-- INPUT RECORDS follows --

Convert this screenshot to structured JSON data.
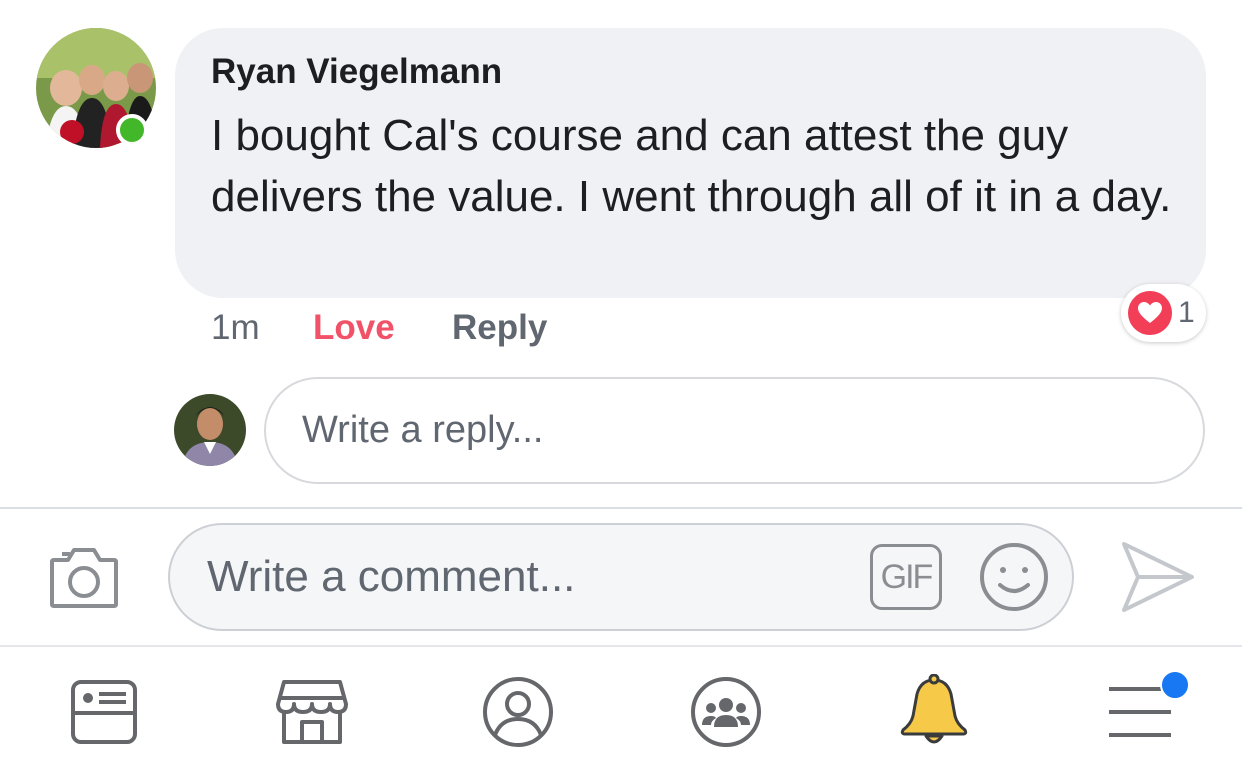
{
  "comment": {
    "author": "Ryan Viegelmann",
    "text": "I bought Cal's course and can attest the guy delivers the value. I went through all of it in a day.",
    "time": "1m",
    "love_label": "Love",
    "reply_label": "Reply",
    "reaction_count": "1",
    "reaction_type": "heart-icon",
    "online": true
  },
  "reply": {
    "placeholder": "Write a reply..."
  },
  "composer": {
    "placeholder": "Write a comment...",
    "gif_label": "GIF",
    "camera_icon": "camera-icon",
    "emoji_icon": "smiley-icon",
    "send_icon": "send-icon"
  },
  "bottom_nav": {
    "items": [
      {
        "name": "news-feed",
        "icon": "news-feed-icon"
      },
      {
        "name": "marketplace",
        "icon": "marketplace-icon"
      },
      {
        "name": "profile",
        "icon": "profile-icon"
      },
      {
        "name": "groups",
        "icon": "groups-icon"
      },
      {
        "name": "notifications",
        "icon": "bell-icon",
        "active": true
      },
      {
        "name": "menu",
        "icon": "menu-icon",
        "badge": true
      }
    ]
  },
  "colors": {
    "love": "#f25268",
    "online": "#42b72a",
    "bubble": "#f0f1f4",
    "bell": "#f7c948",
    "badge": "#1877f2"
  }
}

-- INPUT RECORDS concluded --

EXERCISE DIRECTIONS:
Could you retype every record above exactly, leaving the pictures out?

ANSWER SPACE:
Convert this screenshot to structured JSON data.
{
  "comment": {
    "author": "Ryan Viegelmann",
    "text": "I bought Cal's course and can attest the guy delivers the value. I went through all of it in a day.",
    "time": "1m",
    "love_label": "Love",
    "reply_label": "Reply",
    "reaction_count": "1",
    "reaction_type": "heart-icon",
    "online": true
  },
  "reply": {
    "placeholder": "Write a reply..."
  },
  "composer": {
    "placeholder": "Write a comment...",
    "gif_label": "GIF",
    "camera_icon": "camera-icon",
    "emoji_icon": "smiley-icon",
    "send_icon": "send-icon"
  },
  "bottom_nav": {
    "items": [
      {
        "name": "news-feed",
        "icon": "news-feed-icon"
      },
      {
        "name": "marketplace",
        "icon": "marketplace-icon"
      },
      {
        "name": "profile",
        "icon": "profile-icon"
      },
      {
        "name": "groups",
        "icon": "groups-icon"
      },
      {
        "name": "notifications",
        "icon": "bell-icon",
        "active": true
      },
      {
        "name": "menu",
        "icon": "menu-icon",
        "badge": true
      }
    ]
  },
  "colors": {
    "love": "#f25268",
    "online": "#42b72a",
    "bubble": "#f0f1f4",
    "bell": "#f7c948",
    "badge": "#1877f2"
  }
}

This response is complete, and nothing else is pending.